That may be true. But very quietly, Mexico is stepping out of Brazil’s shadow.
The lack of an official proof of identity and citizenship means no access to education and health care for children; no opportunities for adults in the formal labor market; no access to microcredit loans; no right to vote; and no human rights. Moreover, the “officially invisible” are more attractive targets for human traffickers, illegal adoption rings, and other organized criminals in Mexico. Thousands of births in Mexico continue to go unregistered each year, and as these disenfranchised people with no official identities make their way across the Mexico-US border, the problem of doubly-undocumented immigrants in the United States will grow larger still.
The economist is an intersting way to find interesting news about Mexican politics and current events. They have a great pool of articles, persepectives, and opinions.
The roof. Everythings so simple from the roof (Taken with instagram)

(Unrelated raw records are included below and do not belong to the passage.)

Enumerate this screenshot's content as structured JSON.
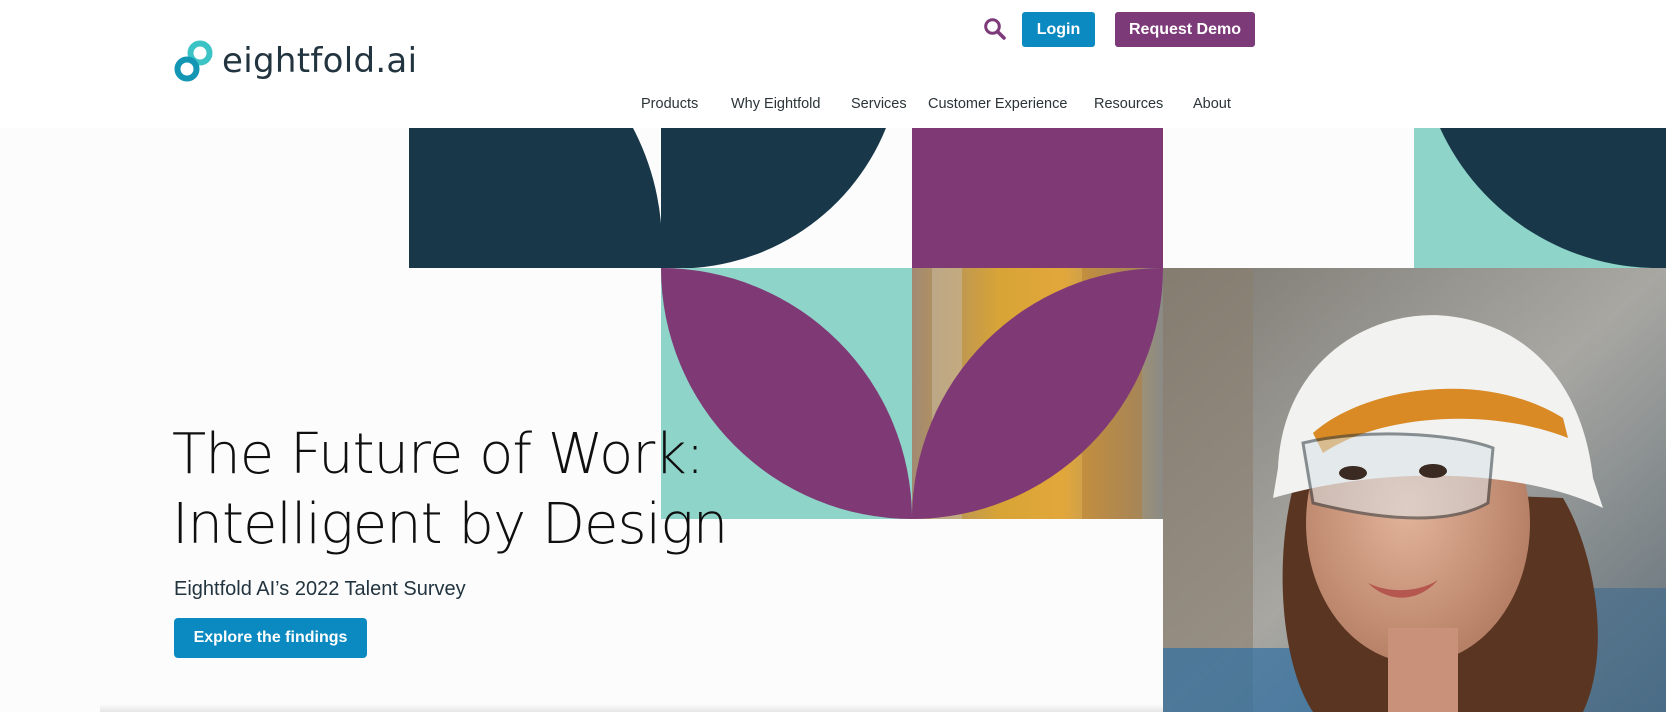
{
  "brand": {
    "name": "eightfold.ai",
    "logo_colors": [
      "#1aa3b7",
      "#3cc3c6",
      "#0f6f8f"
    ]
  },
  "header": {
    "search_icon": "search-icon",
    "login_label": "Login",
    "demo_label": "Request Demo"
  },
  "nav": {
    "items": [
      {
        "label": "Products"
      },
      {
        "label": "Why Eightfold"
      },
      {
        "label": "Services"
      },
      {
        "label": "Customer Experience"
      },
      {
        "label": "Resources"
      },
      {
        "label": "About"
      }
    ]
  },
  "hero": {
    "headline_line1": "The Future of Work:",
    "headline_line2": "Intelligent by Design",
    "subheadline": "Eightfold AI’s 2022 Talent Survey",
    "cta_label": "Explore the findings"
  },
  "colors": {
    "accent_blue": "#0b8ac1",
    "accent_purple": "#7c3a78",
    "navy": "#18384a",
    "mint": "#8fd4c9"
  }
}
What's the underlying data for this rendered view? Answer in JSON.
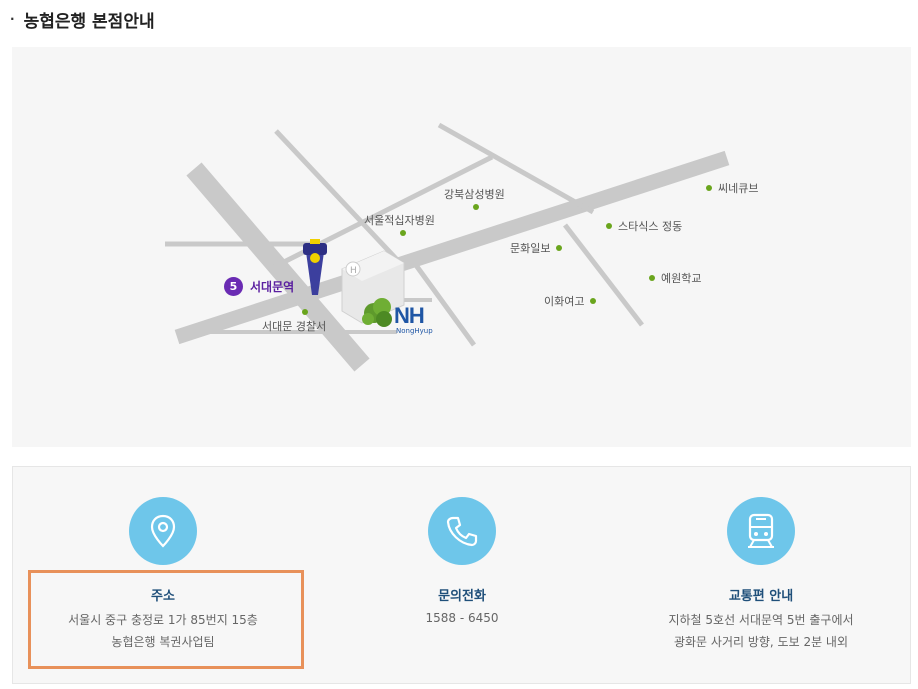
{
  "page": {
    "title": "농협은행 본점안내"
  },
  "map": {
    "station": {
      "line_number": "5",
      "name": "서대문역"
    },
    "landmarks": [
      {
        "id": "kangbuk",
        "label": "강북삼성병원"
      },
      {
        "id": "redcross",
        "label": "서울적십자병원"
      },
      {
        "id": "munhwa",
        "label": "문화일보"
      },
      {
        "id": "police",
        "label": "서대문 경찰서"
      },
      {
        "id": "ewha",
        "label": "이화여고"
      },
      {
        "id": "statics",
        "label": "스타식스 정동"
      },
      {
        "id": "yewon",
        "label": "예원학교"
      },
      {
        "id": "cinecube",
        "label": "씨네큐브"
      }
    ],
    "building": {
      "logo_text": "NH",
      "logo_subtext": "NongHyup"
    },
    "colors": {
      "road": "#c9c9c9",
      "dot": "#6aa51d",
      "station": "#6a2bb3",
      "logo": "#1f56a5"
    }
  },
  "info": {
    "address": {
      "icon": "location-pin-icon",
      "heading": "주소",
      "lines": [
        "서울시 중구 충정로 1가 85번지 15층",
        "농협은행 복권사업팀"
      ]
    },
    "phone": {
      "icon": "phone-icon",
      "heading": "문의전화",
      "lines": [
        "1588 - 6450"
      ]
    },
    "transit": {
      "icon": "train-icon",
      "heading": "교통편 안내",
      "lines": [
        "지하철 5호선 서대문역 5번 출구에서",
        "광화문 사거리 방향, 도보 2분 내외"
      ]
    },
    "colors": {
      "icon_bg": "#6ec6ea",
      "heading": "#1f4f7a",
      "highlight": "#e8915a"
    }
  }
}
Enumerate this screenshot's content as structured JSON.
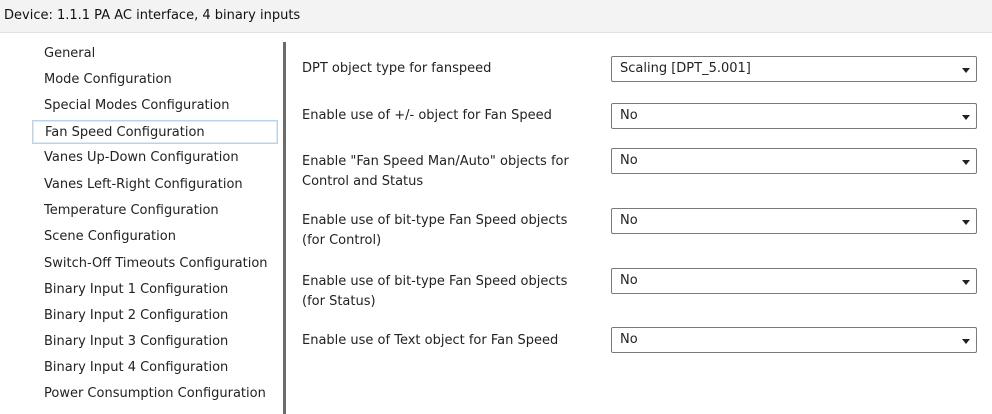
{
  "header": {
    "title": "Device: 1.1.1  PA AC interface, 4 binary inputs"
  },
  "sidebar": {
    "selected_index": 3,
    "items": [
      {
        "label": "General"
      },
      {
        "label": "Mode Configuration"
      },
      {
        "label": "Special Modes Configuration"
      },
      {
        "label": "Fan Speed Configuration"
      },
      {
        "label": "Vanes Up-Down Configuration"
      },
      {
        "label": "Vanes Left-Right Configuration"
      },
      {
        "label": "Temperature Configuration"
      },
      {
        "label": "Scene Configuration"
      },
      {
        "label": "Switch-Off Timeouts Configuration"
      },
      {
        "label": "Binary Input 1 Configuration"
      },
      {
        "label": "Binary Input 2 Configuration"
      },
      {
        "label": "Binary Input 3 Configuration"
      },
      {
        "label": "Binary Input 4 Configuration"
      },
      {
        "label": "Power Consumption Configuration"
      }
    ]
  },
  "params": [
    {
      "label": "DPT object type for fanspeed",
      "value": "Scaling [DPT_5.001]"
    },
    {
      "label": "Enable use of +/- object for Fan Speed",
      "value": "No"
    },
    {
      "label": "Enable \"Fan Speed Man/Auto\" objects for Control and Status",
      "value": "No"
    },
    {
      "label": "Enable use of bit-type Fan Speed objects (for Control)",
      "value": "No"
    },
    {
      "label": "Enable use of bit-type Fan Speed objects (for Status)",
      "value": "No"
    },
    {
      "label": "Enable use of Text object for Fan Speed",
      "value": "No"
    }
  ]
}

In this photo taken Jan. 26, 2012, Antonio Palacios Martinez pushes his boat with a wooden pole in the Lake of the Aztec Kings in Mexico City’s Tlahuac borough. A 20-station metro Line 12, or Golden Line, is expected to open this summer, cutting in half a commute of more than four hours a day by bus or car for Tlahuac’s residents. Few people in this semi-rural borough deny its benefits. But for many, the metro’s arrival is also a sign that the slow rhythms of their unique little piece of Mexico City, already fading, soon will come to an end. (AP Photo/Marco Ugarte)
THIS IS SO COOL!